━━━ Excerpted records ━━━
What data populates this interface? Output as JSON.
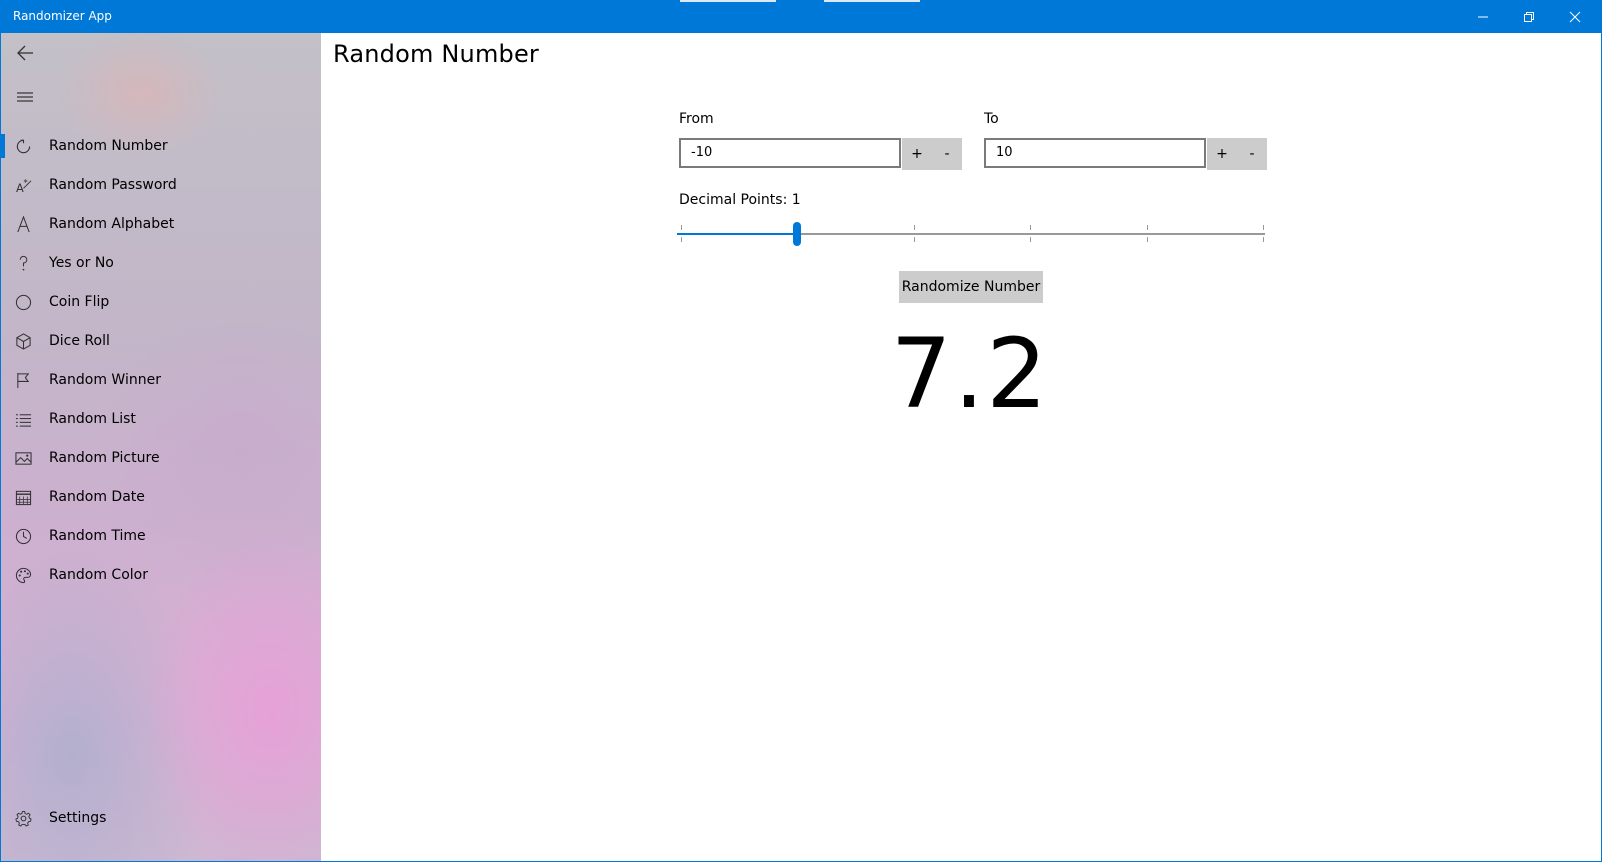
{
  "window": {
    "title": "Randomizer App"
  },
  "sidebar": {
    "items": [
      {
        "label": "Random Number",
        "icon": "refresh-icon",
        "selected": true
      },
      {
        "label": "Random Password",
        "icon": "password-icon"
      },
      {
        "label": "Random Alphabet",
        "icon": "letter-a-icon"
      },
      {
        "label": "Yes or No",
        "icon": "question-mark-icon"
      },
      {
        "label": "Coin Flip",
        "icon": "circle-icon"
      },
      {
        "label": "Dice Roll",
        "icon": "dice-icon"
      },
      {
        "label": "Random Winner",
        "icon": "flag-icon"
      },
      {
        "label": "Random List",
        "icon": "list-icon"
      },
      {
        "label": "Random Picture",
        "icon": "picture-icon"
      },
      {
        "label": "Random Date",
        "icon": "calendar-icon"
      },
      {
        "label": "Random Time",
        "icon": "clock-icon"
      },
      {
        "label": "Random Color",
        "icon": "palette-icon"
      }
    ],
    "settings": {
      "label": "Settings",
      "icon": "gear-icon"
    }
  },
  "main": {
    "title": "Random Number",
    "from": {
      "label": "From",
      "value": "-10",
      "plus": "+",
      "minus": "-"
    },
    "to": {
      "label": "To",
      "value": "10",
      "plus": "+",
      "minus": "-"
    },
    "decimal": {
      "label": "Decimal Points: 1",
      "value": 1,
      "min": 0,
      "max": 5
    },
    "button_label": "Randomize Number",
    "result": "7.2"
  },
  "colors": {
    "accent": "#0078d7",
    "button_bg": "#cccccc"
  }
}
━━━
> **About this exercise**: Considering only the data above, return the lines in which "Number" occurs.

> **Written response**:
        "label": "Random Number",
    "title": "Random Number",
    "button_label": "Randomize Number",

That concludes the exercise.